This restaurant is no longer trading. It has been replaced Hut & Soul Eatery -https://www.weekendnotes.com/hut-soul-eatery/ .
We first discovered Pondok Bali on Pulteney Street when we were looking for an Indonesian restaurant, with the hope that it would serve Tahu Telor, my father's favourite Indonesian dish. Tahu Telor is a tofu omelette served with julienned cucumber, peanut and a spicy sauce. Sadly Pondok Bali does not offer this dish; neither do any of the other Indonesian restaurants that we have visited. However we did enjoy the food during our first visit so we decided to return to see if their food was still as good. We were glad to find that the food was still delicious. Befitting taking part of its name from one of the islands in Indonesia, Pondok Bali serves a good range of Indonesian cuisine.
We enjoyed all the dishes that we ordered but were left a wee bit dissatisfied because the portions were not enough to yield complete pleasure. The eggplant in their Terung Belado (Spicy Eggplant) was soft with still a bit of bite to it and the sambal sauce gave the dish a delectable spicy hit. It was accompanied with slices of cucumber, lettuce and cabbage whose milder flavours helped to balance out the spiciness of the eggplant.
Terung Belado (Spicy Eggplant) (Photographed by Jonathan Phoon)
Out of the main dishes that we ordered, their Ayam Goreng Sanur (Sanur Fried Chicken) had the most generous serving size. The crisp coating of the chicken contrasted nicely with the tender meat. The chicken was served with a Balinese sweet lime sauce which brought out the flavour of the chicken. We think the hint of sweetness is from kecap manis, a sweet soy sauce that is used in Indonesian cuisine.
Ayam Goreng Sanur (Sanur Fried Chicken) (Photographed by Jonathan Phoon)
Pondok Bali's Ikan Acar Kuning (Turmeric Fish) had fish fillets which were fried to golden brown with the turmeric and candle-nut sauce complementing the flavour the fish and giving the dish a slight sour taste. Candle nuts are somewhat similar to macadamia nuts, but are a bit more bitter in flavour and slightly toxic when eaten raw.
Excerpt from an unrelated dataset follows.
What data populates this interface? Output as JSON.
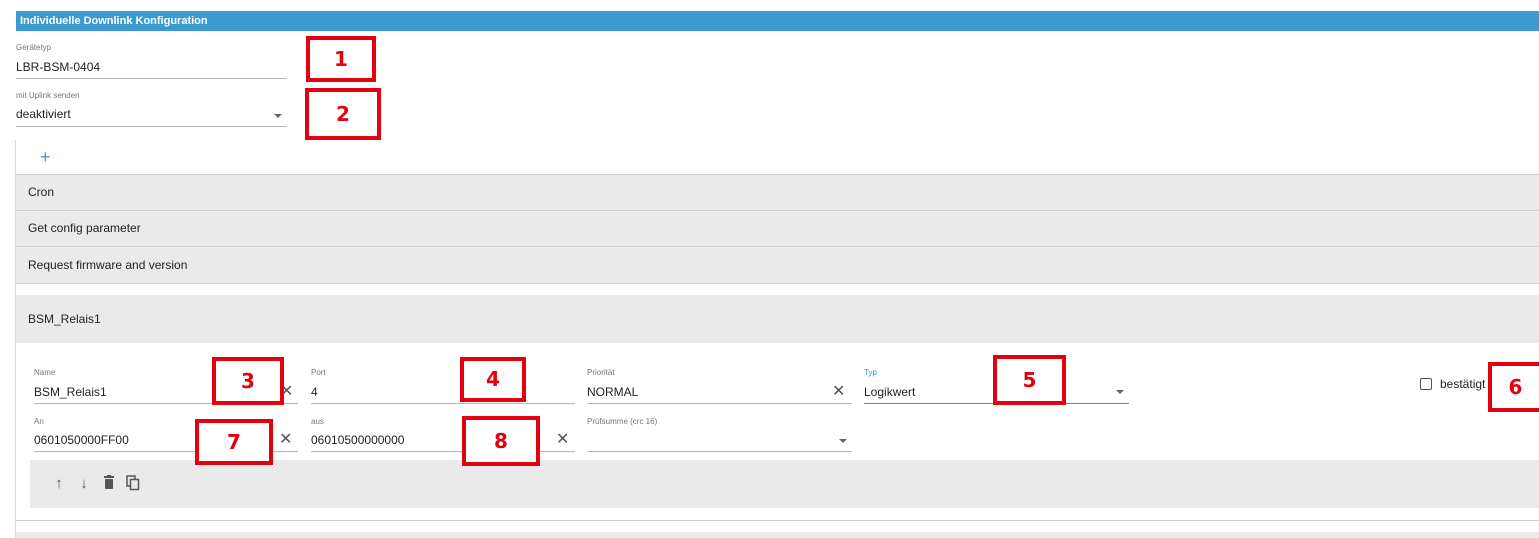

Ikan Acar Kuning (Turmeric Fish) (Photographed by Jonathan Phoon)
We also ordered Martabak as it is one of our favourite dish. Martabak is roti prata with beef or chicken filling and is usually served with curry. The pastry of Pondok Bali's Martabak was crisp and of the right thickness with the beef and vegetable filling being a good partner to the pastry. It came with a serving of chilli sambal that can be spooned over the Martabak to give it a spicy hit.
Martabak (Photographed by Jonathan Phoon)
The restaurant had an Indonesian themed décor and the ambience was pretty inviting. Parking is available along the street where the restaurant is located. We enjoyed 25% off our total bill by using the Entertainment Book gold card. Yumtable has a more attractive offer of 30% off the total bill at the moment. Pondok Bali also offers a lunch deal which cost only $12.90.